It's an interesting question.

On one side, we could argue that, even though the House Elves themselves appear to argue in favour of their own continued enslavement, to claim that they like it, they wish it, it's in their natures to be enslaved, their decision is in fact coerced both by their own history (they have never known what it is like to be free and therefore fear it; their parents and grandparents always served a master so it appears to be the natural, appropriate state for them) and their legitimate fear (as proven by Dobby's own experience when he attempted to find paying employment) that they will be rejected by society if they don't continue their enslavement.

On the other side, we could find numerous examples in our own society where individuals (or even groups of individuals) subsume their own personal needs and personal fulfillment (at least as most of society would define those terms) to the needs of another person, group or cause in an almost slave-like manner.

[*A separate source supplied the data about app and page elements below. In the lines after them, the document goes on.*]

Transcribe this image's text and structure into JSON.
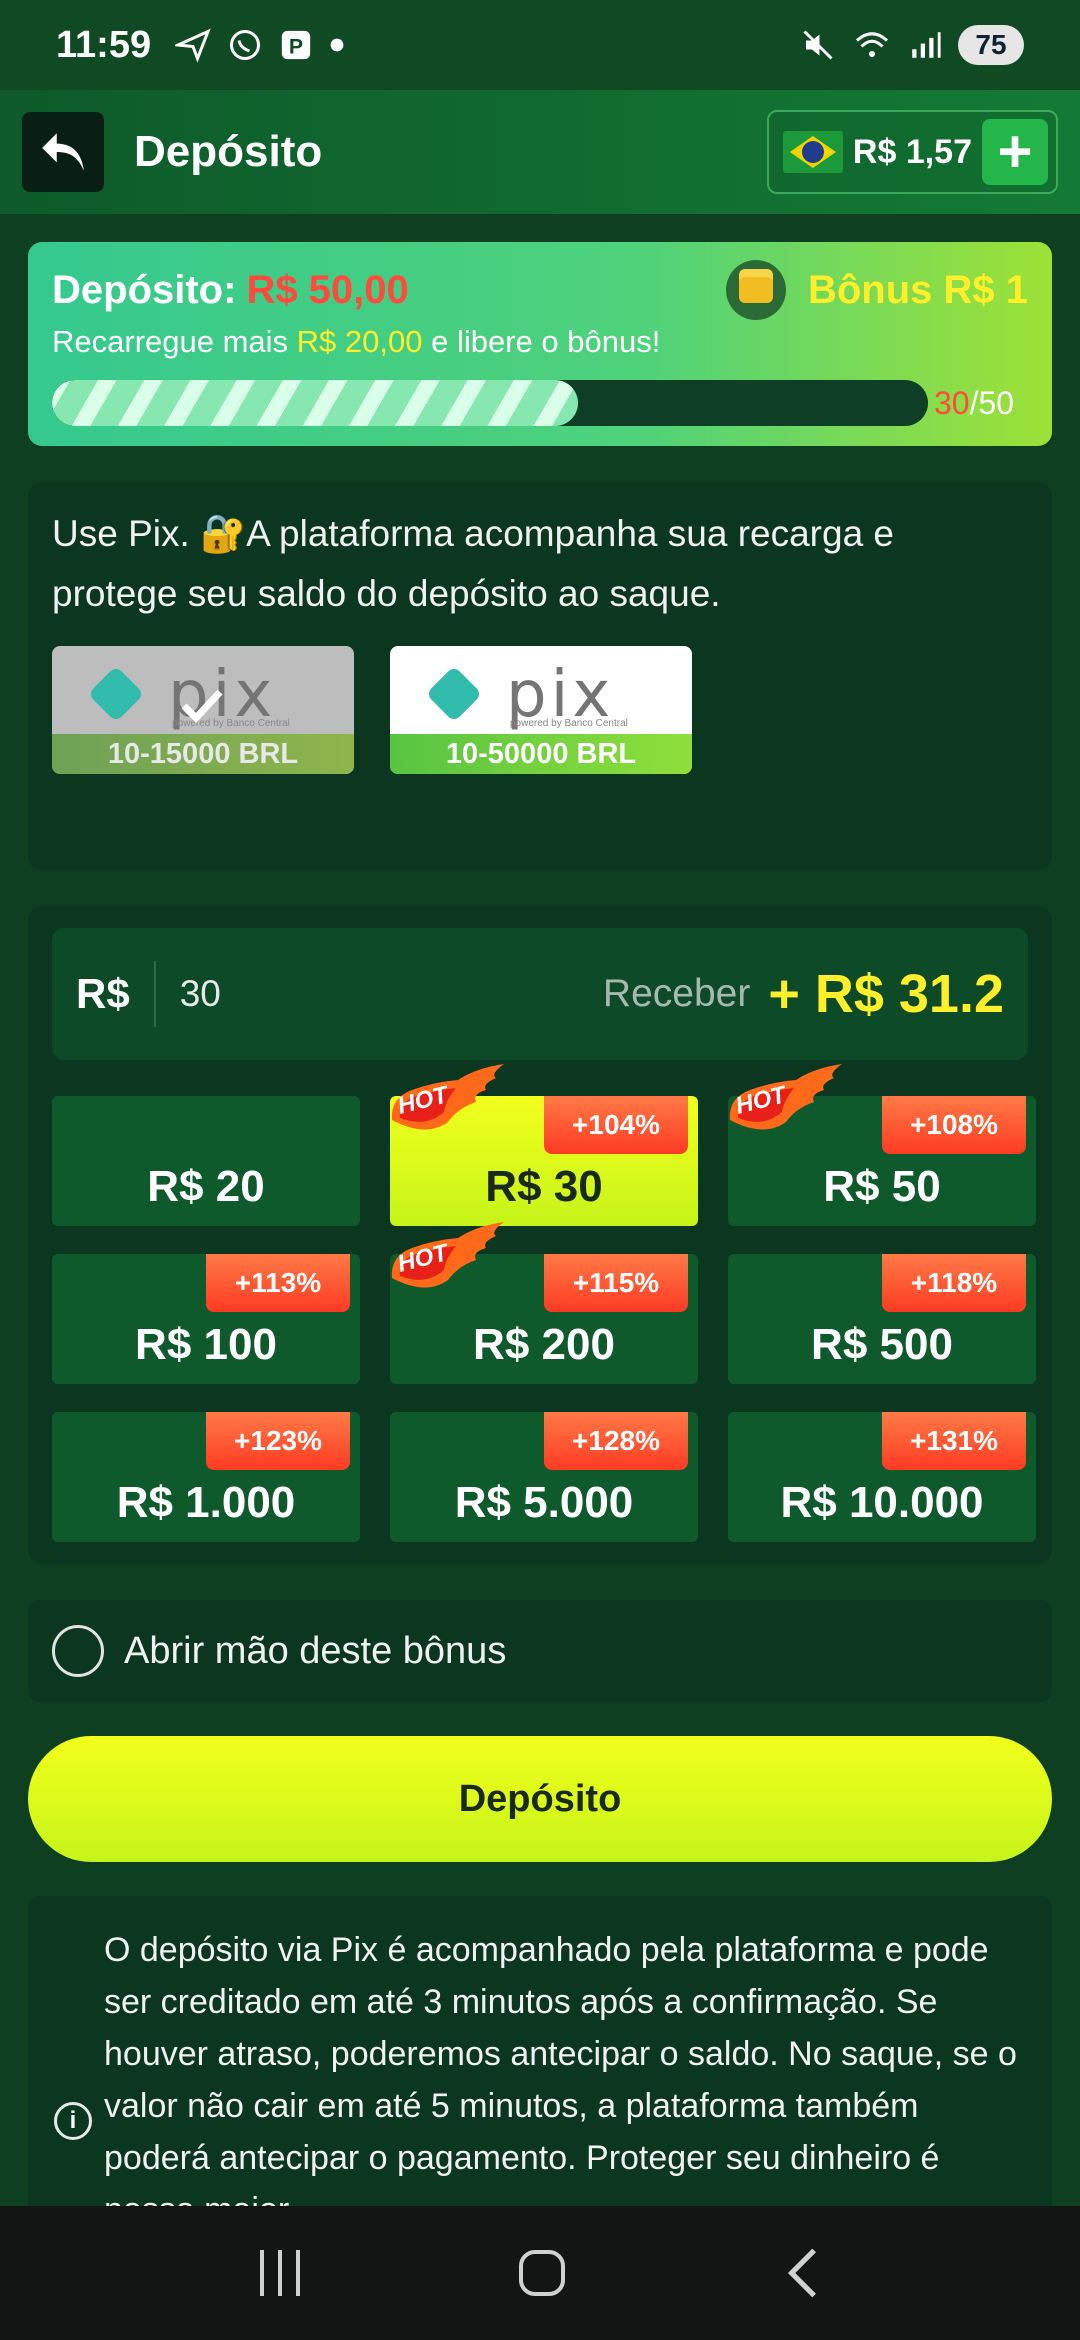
{
  "status_bar": {
    "time": "11:59",
    "battery": "75"
  },
  "header": {
    "title": "Depósito",
    "balance": "R$ 1,57",
    "add_label": "+"
  },
  "bonus": {
    "deposit_label": "Depósito:",
    "deposit_amount": "R$ 50,00",
    "bonus_label": "Bônus R$ 1",
    "recharge_prefix": "Recarregue mais ",
    "recharge_amount": "R$ 20,00",
    "recharge_suffix": " e libere o bônus!",
    "progress_current": "30",
    "progress_total": "/50",
    "progress_fraction": 0.6
  },
  "pix": {
    "description": "Use Pix. 🔐A plataforma acompanha sua recarga e protege seu saldo do depósito ao saque.",
    "logo_word": "pix",
    "logo_sub": "powered by Banco Central",
    "options": [
      {
        "range": "10-15000 BRL",
        "selected": true
      },
      {
        "range": "10-50000 BRL",
        "selected": false
      }
    ]
  },
  "amount": {
    "currency": "R$",
    "value": "30",
    "receive_label": "Receber",
    "receive_amount": "+ R$ 31.2",
    "hot_label": "HOT",
    "options": [
      {
        "label": "R$ 20",
        "badge": "",
        "hot": false,
        "selected": false
      },
      {
        "label": "R$ 30",
        "badge": "+104%",
        "hot": true,
        "selected": true
      },
      {
        "label": "R$ 50",
        "badge": "+108%",
        "hot": true,
        "selected": false
      },
      {
        "label": "R$ 100",
        "badge": "+113%",
        "hot": false,
        "selected": false
      },
      {
        "label": "R$ 200",
        "badge": "+115%",
        "hot": true,
        "selected": false
      },
      {
        "label": "R$ 500",
        "badge": "+118%",
        "hot": false,
        "selected": false
      },
      {
        "label": "R$ 1.000",
        "badge": "+123%",
        "hot": false,
        "selected": false
      },
      {
        "label": "R$ 5.000",
        "badge": "+128%",
        "hot": false,
        "selected": false
      },
      {
        "label": "R$ 10.000",
        "badge": "+131%",
        "hot": false,
        "selected": false
      }
    ]
  },
  "waive": {
    "label": "Abrir mão deste bônus"
  },
  "deposit_button": {
    "label": "Depósito"
  },
  "info": {
    "text": "O depósito via Pix é acompanhado pela plataforma e pode ser creditado em até 3 minutos após a confirmação. Se houver atraso, poderemos antecipar o saldo. No saque, se o valor não cair em até 5 minutos, a plataforma também poderá antecipar o pagamento. Proteger seu dinheiro é nossa maior"
  },
  "colors": {
    "accent_yellow": "#ffee2a",
    "accent_red": "#ff4a3d",
    "bg_dark_green": "#0b3620",
    "button_lime": "#d8fa1b"
  }
}
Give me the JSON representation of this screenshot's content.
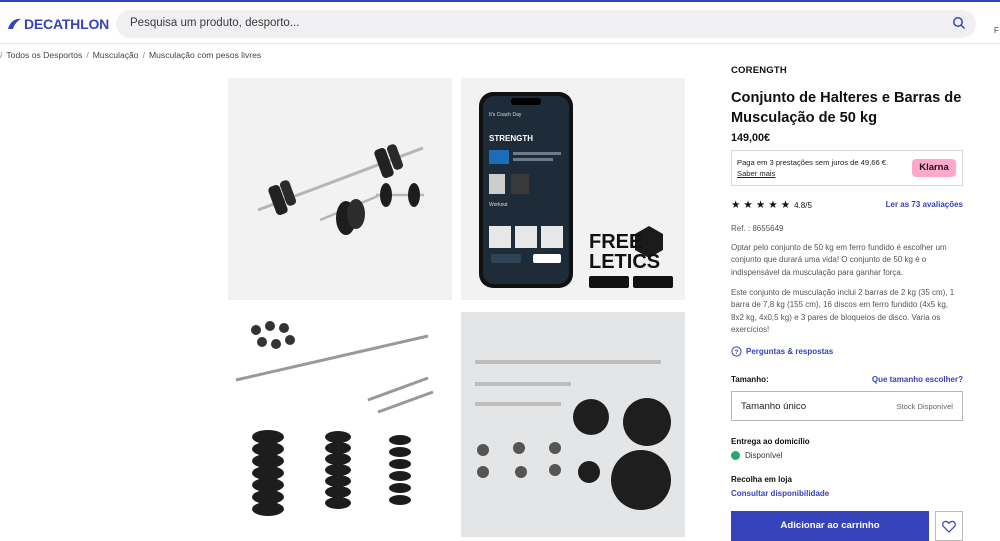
{
  "header": {
    "logo_text": "DECATHLON",
    "search_placeholder": "Pesquisa um produto, desporto...",
    "edge_text": "F"
  },
  "breadcrumb": [
    "Todos os Desportos",
    "Musculação",
    "Musculação com pesos livres"
  ],
  "breadcrumb_lead": "/",
  "gallery": {
    "images": [
      {
        "icon": "barbell-set-photo"
      },
      {
        "icon": "freeletics-app-photo",
        "app_title": "It's Coach Day",
        "app_header": "STRENGTH",
        "app_section": "Workout",
        "logo_line1": "FREE",
        "logo_line2": "LETICS"
      },
      {
        "icon": "dimensions-diagram"
      },
      {
        "icon": "parts-laid-out-photo"
      }
    ]
  },
  "product": {
    "brand": "CORENGTH",
    "title": "Conjunto de Halteres e Barras de Musculação de 50 kg",
    "price": "149,00€",
    "klarna": {
      "text": "Paga em 3 prestações sem juros de 49,66 €.",
      "link": "Saber mais",
      "badge": "Klarna"
    },
    "rating": {
      "value": 4.8,
      "label": "4.8/5",
      "stars": 5,
      "reviews_link": "Ler as 73 avaliações"
    },
    "ref": "Ref. : 8655649",
    "description_1": "Optar pelo conjunto de 50 kg em ferro fundido é escolher um conjunto que durará uma vida! O conjunto de 50 kg é o indispensável da musculação para ganhar força.",
    "description_2": "Este conjunto de musculação inclui 2 barras de 2 kg (35 cm), 1 barra de 7,8 kg (155 cm), 16 discos em ferro fundido (4x5 kg, 8x2 kg, 4x0,5 kg) e 3 pares de bloqueios de disco. Varia os exercícios!",
    "qa_link": "Perguntas & respostas",
    "size": {
      "label": "Tamanho:",
      "help": "Que tamanho escolher?",
      "selected": "Tamanho único",
      "stock": "Stock Disponível"
    },
    "delivery": {
      "label": "Entrega ao domicílio",
      "status": "Disponível",
      "status_color": "#29a86e"
    },
    "pickup": {
      "label": "Recolha em loja",
      "link": "Consultar disponibilidade"
    },
    "add_to_cart": "Adicionar ao carrinho"
  },
  "colors": {
    "brand": "#3643ba",
    "klarna": "#ffa8cd"
  }
}
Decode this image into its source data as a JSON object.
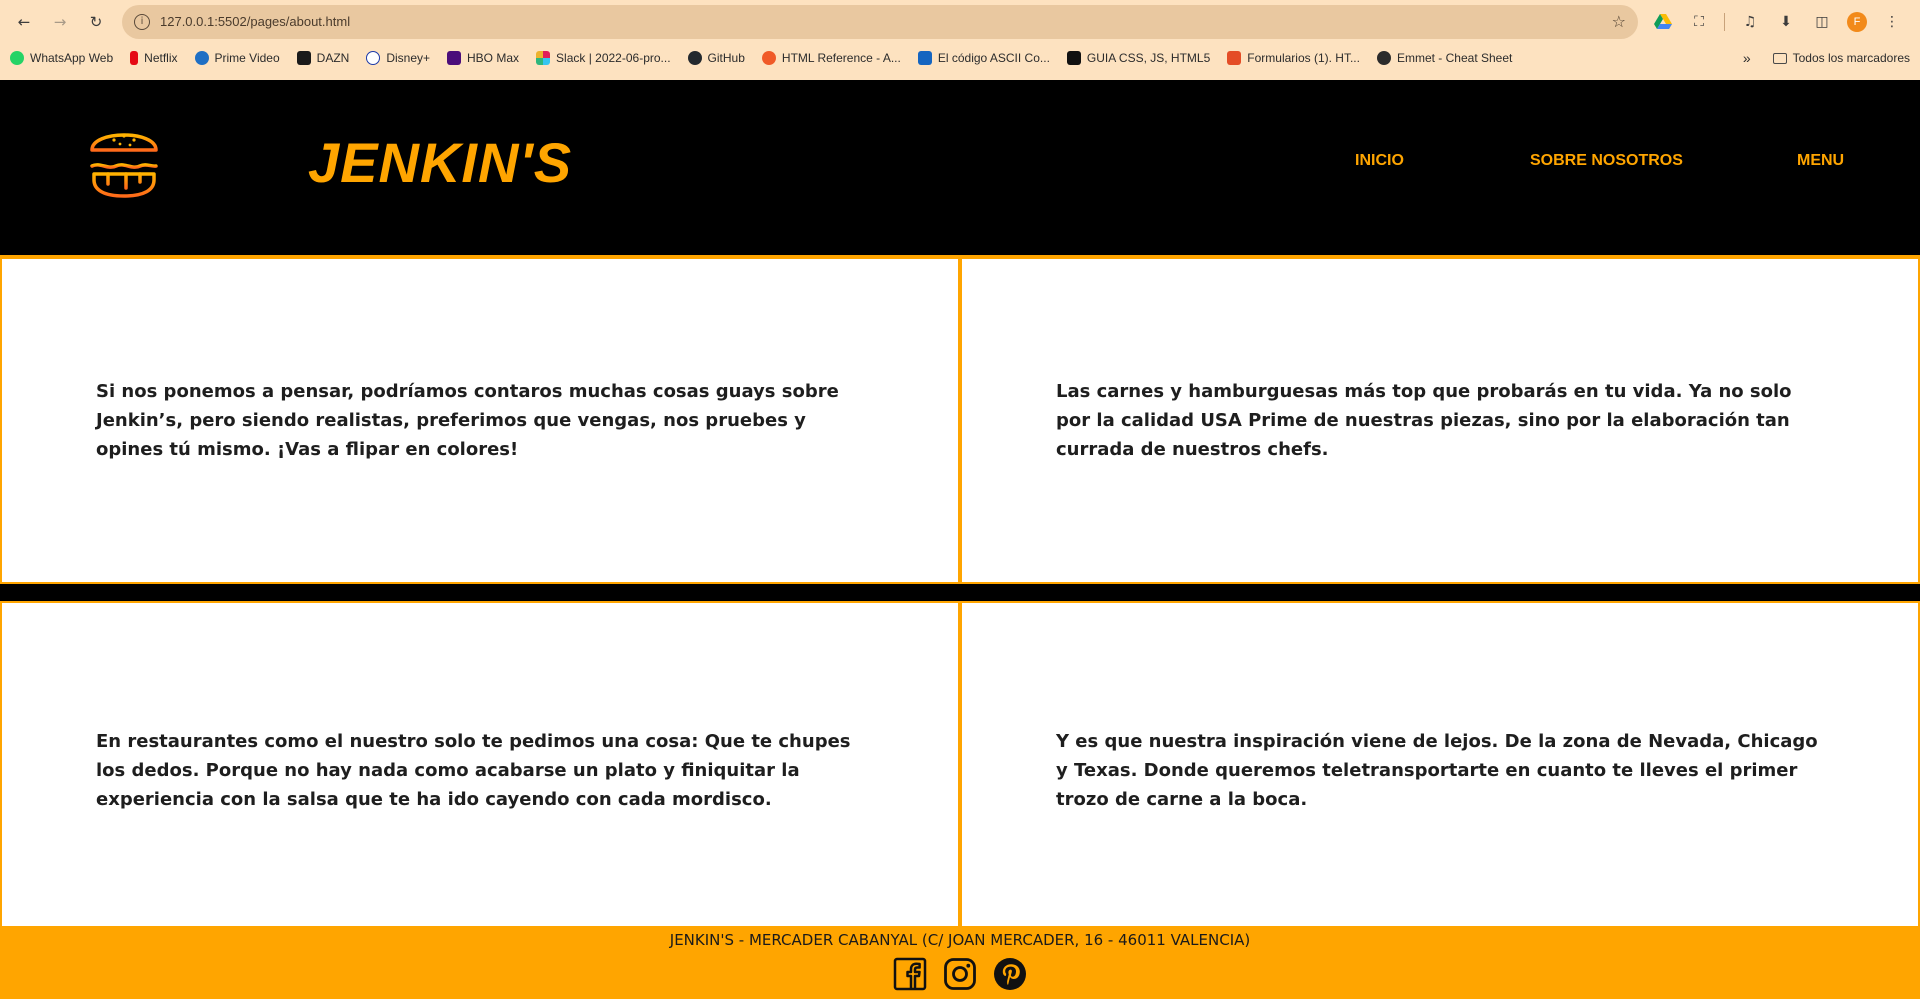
{
  "browser": {
    "url": "127.0.0.1:5502/pages/about.html",
    "profile_initial": "F",
    "bookmarks": [
      {
        "label": "WhatsApp Web",
        "color": "#25d366"
      },
      {
        "label": "Netflix",
        "color": "#e50914"
      },
      {
        "label": "Prime Video",
        "color": "#1f6fc4"
      },
      {
        "label": "DAZN",
        "color": "#1a1a1a"
      },
      {
        "label": "Disney+",
        "color": "#1c3aa9"
      },
      {
        "label": "HBO Max",
        "color": "#4b0d7a"
      },
      {
        "label": "Slack | 2022-06-pro...",
        "color": "#e01e5a"
      },
      {
        "label": "GitHub",
        "color": "#24292e"
      },
      {
        "label": "HTML Reference - A...",
        "color": "#f05a28"
      },
      {
        "label": "El código ASCII Co...",
        "color": "#1565c0"
      },
      {
        "label": "GUIA CSS, JS, HTML5",
        "color": "#111111"
      },
      {
        "label": "Formularios (1). HT...",
        "color": "#e44d26"
      },
      {
        "label": "Emmet - Cheat Sheet",
        "color": "#2b2b2b"
      }
    ],
    "all_bookmarks": "Todos los marcadores"
  },
  "site": {
    "brand": "JENKIN'S",
    "nav": {
      "inicio": "Inicio",
      "sobre": "Sobre nosotros",
      "menu": "Menu"
    },
    "cards": [
      "Si nos ponemos a pensar, podríamos contaros muchas cosas guays sobre Jenkin’s, pero siendo realistas, preferimos que vengas, nos pruebes y opines tú mismo. ¡Vas a flipar en colores!",
      "Las carnes y hamburguesas más top que probarás en tu vida. Ya no solo por la calidad USA Prime de nuestras piezas, sino por la elaboración tan currada de nuestros chefs.",
      "En restaurantes como el nuestro solo te pedimos una cosa: Que te chupes los dedos. Porque no hay nada como acabarse un plato y finiquitar la experiencia con la salsa que te ha ido cayendo con cada mordisco.",
      "Y es que nuestra inspiración viene de lejos. De la zona de Nevada, Chicago y Texas. Donde queremos teletransportarte en cuanto te lleves el primer trozo de carne a la boca."
    ],
    "footer_address": "Jenkin's - Mercader Cabanyal (C/ Joan Mercader, 16 - 46011 Valencia)",
    "social": [
      "facebook-icon",
      "instagram-icon",
      "pinterest-icon"
    ],
    "accent_color": "#ffa500"
  }
}
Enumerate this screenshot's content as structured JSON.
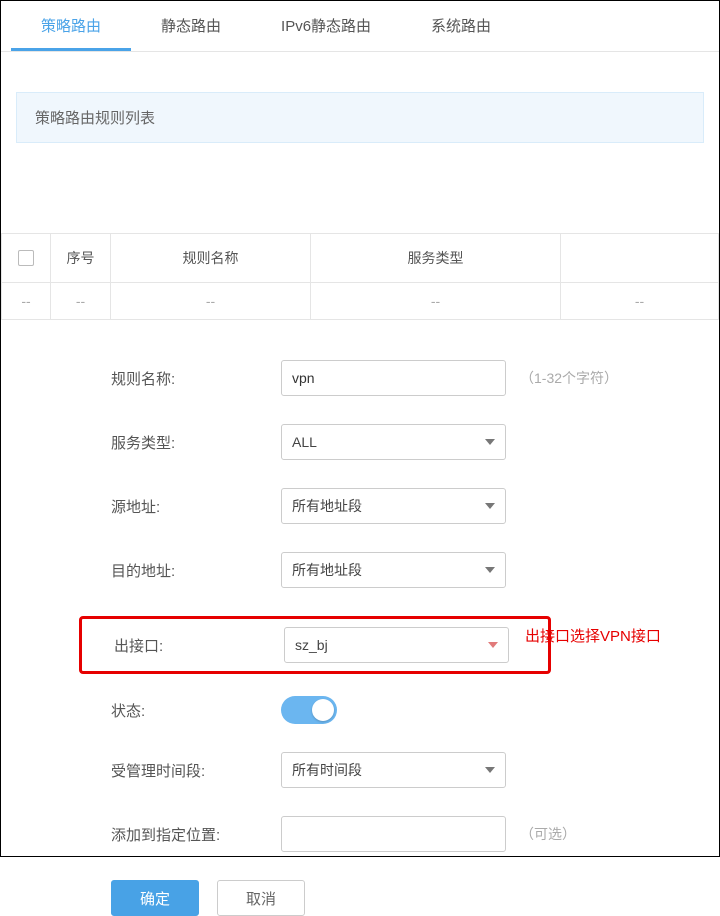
{
  "tabs": [
    {
      "label": "策略路由",
      "active": true
    },
    {
      "label": "静态路由",
      "active": false
    },
    {
      "label": "IPv6静态路由",
      "active": false
    },
    {
      "label": "系统路由",
      "active": false
    }
  ],
  "sectionTitle": "策略路由规则列表",
  "table": {
    "headers": {
      "seq": "序号",
      "name": "规则名称",
      "svc": "服务类型"
    },
    "placeholder": "--"
  },
  "form": {
    "ruleName": {
      "label": "规则名称:",
      "value": "vpn",
      "hint": "（1-32个字符）"
    },
    "svcType": {
      "label": "服务类型:",
      "value": "ALL"
    },
    "srcAddr": {
      "label": "源地址:",
      "value": "所有地址段"
    },
    "dstAddr": {
      "label": "目的地址:",
      "value": "所有地址段"
    },
    "outIf": {
      "label": "出接口:",
      "value": "sz_bj",
      "annot": "出接口选择VPN接口"
    },
    "status": {
      "label": "状态:"
    },
    "mgmtTime": {
      "label": "受管理时间段:",
      "value": "所有时间段"
    },
    "addPos": {
      "label": "添加到指定位置:",
      "value": "",
      "hint": "（可选）"
    },
    "okBtn": "确定",
    "cancelBtn": "取消"
  }
}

Does the fact that one receives wages and some time off really make that much of a difference for a person in a low paying job who absolutely has to keep the job to feed herself and her family? Is that kind of a situation that far from slavery?

Does that person really have a choice? Can she really, honestly choose to quit her job, if the town or city where she lives has high unemployment and no open positions?

I know... deep deep subjects. My problem is, I'm not sure I agree with Hermione in this case. I think she completely misreads the situation and projects her own "stuff" (the social and cultural beliefs that she's learned from her middle class Muggle parents) onto a race of beings she doesn't seem to wish to take the time to understand. Or even listen to.

In attempting to fight for their right to self-determination, Hermione herself makes the massive error of thinking she has the right to speak for the House Elves, to determine what is best for them without taking into consideration their opinions on the issues.

In fighting for their rights, she seems to me to be trampling them herself.

Sunday, November 4, 2012

Relishing a return to Rowling's humour

I've spent the past three weeks or so working my way through Stephenie Meyer's final three books in the twilight series: new moon, eclipse and breaking dawn. And, through a book sale at work, I managed to pick up all four of Meyer's novels in their French translations, which should help with my continuing effort to learn to read and speak that language.

Hooray for me.

This morning, however, I finally got the chance to get back to Harry Potter. More specifically, I picked up on The Goblet of Fire where I had left it off to start up with Bella, Edward and the twilight gang. I was delighted to find myself laughing out loud almost as soon as I began to read J.K.'s prose: the first scene I read was the one at the camp-site before the Quidditch World Cup, when Hermione, Ron and Harry return to their tent to find Mr. Weasley struggling to light a fire the Muggle way: with matches.

I just loved this line: "'Oops!' he said, as he managed to light a match, and promptly dropped it in surprise." I can just picture it happening: the scratch of the match, the flare of the flame, the surprise on Mr. Weasley's face and then his wrist flicking the burning match away from himself.

And that's yet another aspect of the Harry Potter novels that I think sets them apart from so much of the other Young Adult fiction out there: Rowling's sense of humour.

I found the twilight novels to be almost completely without humour, rolling along in a single consistently somber mood. I'm not sure The Hunger Games trilogy was any better.

But Rowling manages to find ways to brighten the tone of even her most challenging, frightening or intense scenes, often with a single turn of phrase or surprising observation. Her writing is quite Shakespearean in that way.

I shall keep an eye out for more examples that just this one as I continue to read and try to point out my favourites in future blogs.

Meanwhile, my friend Miranda chose to go out for Hallowe'en this year as Bellatrix Lestrange, putting together a convincingly evil costume and just the right sneer on her face. I'm told she encountered only on "Harry Potter" on her walk through the neighbourhood; fortunately, no duel ensued and both parties walked away unscathed.